Today is Mother's Day in the US and is a chance to honor and give thanks to mothers, both human and those of the animal variety! In nature, mothers come in all shapes and sizes and are equipped with a wide range of different parenting styles. We've selected a handful of moms with unique and fascinating methods for raising their babies from keeping little ones close for years to kicking them right out of the nest before they can even fly! Furry and ginormous, American bison mothers live with their young in hierarchical herds led by one dominant female. Within three hours of being born, the newborn calves are able to run about but are guarded closely by many of the herds' mothers who will charge any intruders. Talk about safety in numbers!
CO2 Levels Top 400 ppm at Hawaii Monitoring Station
May 11, 2013 07:38 AM - Roger Greenway, ENN
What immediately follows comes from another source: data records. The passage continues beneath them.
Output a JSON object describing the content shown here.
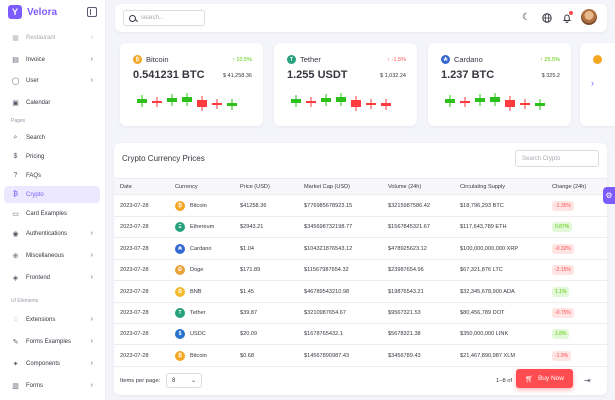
{
  "brand": {
    "name": "Velora",
    "logo_letter": "Y"
  },
  "sidebar": {
    "items": [
      {
        "label": "Restaurant",
        "icon": "building-icon",
        "chevron": true,
        "faded": true
      },
      {
        "label": "Invoice",
        "icon": "document-icon",
        "chevron": true
      },
      {
        "label": "User",
        "icon": "user-icon",
        "chevron": true
      },
      {
        "label": "Calendar",
        "icon": "calendar-icon",
        "chevron": false
      },
      {
        "label": "Search",
        "icon": "search-icon",
        "chevron": false
      },
      {
        "label": "Pricing",
        "icon": "dollar-icon",
        "chevron": false
      },
      {
        "label": "FAQs",
        "icon": "help-icon",
        "chevron": false
      },
      {
        "label": "Crypto",
        "icon": "bitcoin-icon",
        "chevron": false,
        "active": true
      },
      {
        "label": "Card Examples",
        "icon": "card-icon",
        "chevron": false
      },
      {
        "label": "Authentications",
        "icon": "lock-icon",
        "chevron": true
      },
      {
        "label": "Miscellaneous",
        "icon": "globe-icon",
        "chevron": true
      },
      {
        "label": "Frontend",
        "icon": "grid-icon",
        "chevron": true
      },
      {
        "label": "Extensions",
        "icon": "chat-icon",
        "chevron": true
      },
      {
        "label": "Forms Examples",
        "icon": "pen-icon",
        "chevron": true
      },
      {
        "label": "Components",
        "icon": "puzzle-icon",
        "chevron": true
      },
      {
        "label": "Forms",
        "icon": "form-icon",
        "chevron": true
      }
    ],
    "sections": [
      "Pages",
      "UI Elements"
    ]
  },
  "topbar": {
    "search_placeholder": "search..."
  },
  "coins": [
    {
      "name": "Bitcoin",
      "change": "↑ 10.5%",
      "change_dir": "up",
      "amount": "0.541231 BTC",
      "price": "$ 41,258.36",
      "icon_color": "#f5a623",
      "icon_glyph": "₿"
    },
    {
      "name": "Tether",
      "change": "↑ -1.5%",
      "change_dir": "down",
      "amount": "1.255 USDT",
      "price": "$ 1,032.24",
      "icon_color": "#26a17b",
      "icon_glyph": "T"
    },
    {
      "name": "Cardano",
      "change": "↑ 25.5%",
      "change_dir": "up",
      "amount": "1.237 BTC",
      "price": "$ 325.2",
      "icon_color": "#3468d1",
      "icon_glyph": "₳"
    }
  ],
  "coin_candles": [
    [
      "g",
      "r",
      "g",
      "g",
      "r",
      "r",
      "g"
    ],
    [
      "g",
      "r",
      "g",
      "g",
      "r",
      "r",
      "r"
    ],
    [
      "g",
      "r",
      "g",
      "g",
      "r",
      "r",
      "g"
    ]
  ],
  "table": {
    "title": "Crypto Currency Prices",
    "search_placeholder": "Search Crypto",
    "columns": [
      "Date",
      "Currency",
      "Price (USD)",
      "Market Cap (USD)",
      "Volume (24h)",
      "Circulating Supply",
      "Change (24h)"
    ],
    "rows": [
      {
        "date": "2023-07-28",
        "currency": "Bitcoin",
        "icon_color": "#f5a623",
        "icon_glyph": "₿",
        "price": "$41258.36",
        "market_cap": "$776985678923.15",
        "volume": "$3215987586.42",
        "supply": "$18,796,293 BTC",
        "change": "-1.35%",
        "dir": "neg"
      },
      {
        "date": "2023-07-28",
        "currency": "Ethereum",
        "icon_color": "#26a17b",
        "icon_glyph": "Ξ",
        "price": "$2943.21",
        "market_cap": "$345698732198.77",
        "volume": "$1567845321.67",
        "supply": "$117,643,789 ETH",
        "change": "0.87%",
        "dir": "pos"
      },
      {
        "date": "2023-07-28",
        "currency": "Cardano",
        "icon_color": "#3468d1",
        "icon_glyph": "₳",
        "price": "$1.04",
        "market_cap": "$104321876543.12",
        "volume": "$478925623.12",
        "supply": "$100,000,000,000 XRP",
        "change": "-0.32%",
        "dir": "neg"
      },
      {
        "date": "2023-07-28",
        "currency": "Doge",
        "icon_color": "#e8a33a",
        "icon_glyph": "Ð",
        "price": "$171.89",
        "market_cap": "$11567987654.32",
        "volume": "$23987654.96",
        "supply": "$67,321,876 LTC",
        "change": "-2.15%",
        "dir": "neg"
      },
      {
        "date": "2023-07-28",
        "currency": "BNB",
        "icon_color": "#f3ba2f",
        "icon_glyph": "B",
        "price": "$1.45",
        "market_cap": "$46789543210.98",
        "volume": "$19876543.21",
        "supply": "$32,345,678,900 ADA",
        "change": "1.1%",
        "dir": "pos"
      },
      {
        "date": "2023-07-28",
        "currency": "Tether",
        "icon_color": "#26a17b",
        "icon_glyph": "T",
        "price": "$39.87",
        "market_cap": "$3210987654.67",
        "volume": "$9567321.53",
        "supply": "$80,456,789 DOT",
        "change": "-0.75%",
        "dir": "neg"
      },
      {
        "date": "2023-07-28",
        "currency": "USDC",
        "icon_color": "#2775ca",
        "icon_glyph": "$",
        "price": "$20.09",
        "market_cap": "$1678765432.1",
        "volume": "$5678321.38",
        "supply": "$350,000,000 LINK",
        "change": "1.8%",
        "dir": "pos"
      },
      {
        "date": "2023-07-28",
        "currency": "Bitcoin",
        "icon_color": "#f5a623",
        "icon_glyph": "₿",
        "price": "$0.68",
        "market_cap": "$14567890987.43",
        "volume": "$3456789.43",
        "supply": "$21,467,890,987 XLM",
        "change": "-1.9%",
        "dir": "neg"
      }
    ],
    "items_per_page_label": "Items per page:",
    "items_per_page": "8",
    "range": "1–8 of",
    "last_page_glyph": "⇥"
  },
  "buy_button": "Buy Now",
  "colors": {
    "primary": "#7c5cfc",
    "success": "#56ca00",
    "danger": "#ff4c51"
  }
}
CO2 levels have been increasing relatively steadily for more than 50 years. On May 9, the daily mean concentration of carbon dioxide in the atmosphere of Mauna Loa, Hawaii, surpassed 400 parts per million (ppm) for the first time since measurements began in 1958. Independent measurements made by both NOAA and the Scripps Institution of Oceanography have been approaching this level during the past week. It marks an important milestone because Mauna Loa, as the oldest continuous carbon dioxide (CO2) measurement station in the world, is the primary global benchmark site for monitoring the increase of this potent heat-trapping gas. Carbon dioxide pumped into the atmosphere by fossil fuel burning and other human activities is the most significant greenhouse gas (GHG) contributing to climate change. Its concentration has increased every year since scientists started making measurements on the slopes of the Mauna Loa volcano. The rate of increase has accelerated since the measurements started, from about 0.7 ppm per year in the late 1950s to 2.1 ppm per year during the last 10 years.
When the Moon was Active
May 10, 2013 04:02 PM - Editor, ENN
The Moon appears a dead world. Once it was geologically active. New evidence from ancient lunar rocks suggests that the moon's own magnetic dynamo -- a molten, convecting core of liquid metal that generated a strong magnetic field -- lasted 160 million years longer than originally estimated and was continuously active until well after the final large surface impacts. Lawrence Livermore scientist William Cassata and a group of international collaborators analyzed two rocks gathered during the Apollo 11 mission and found that they were magnetized in a stable and surprisingly intense magnetic field. The study of these slowly cooled, unshocked rocks demonstrates that the moon had a core dynamo as late as a mere 3.55 billion years ago.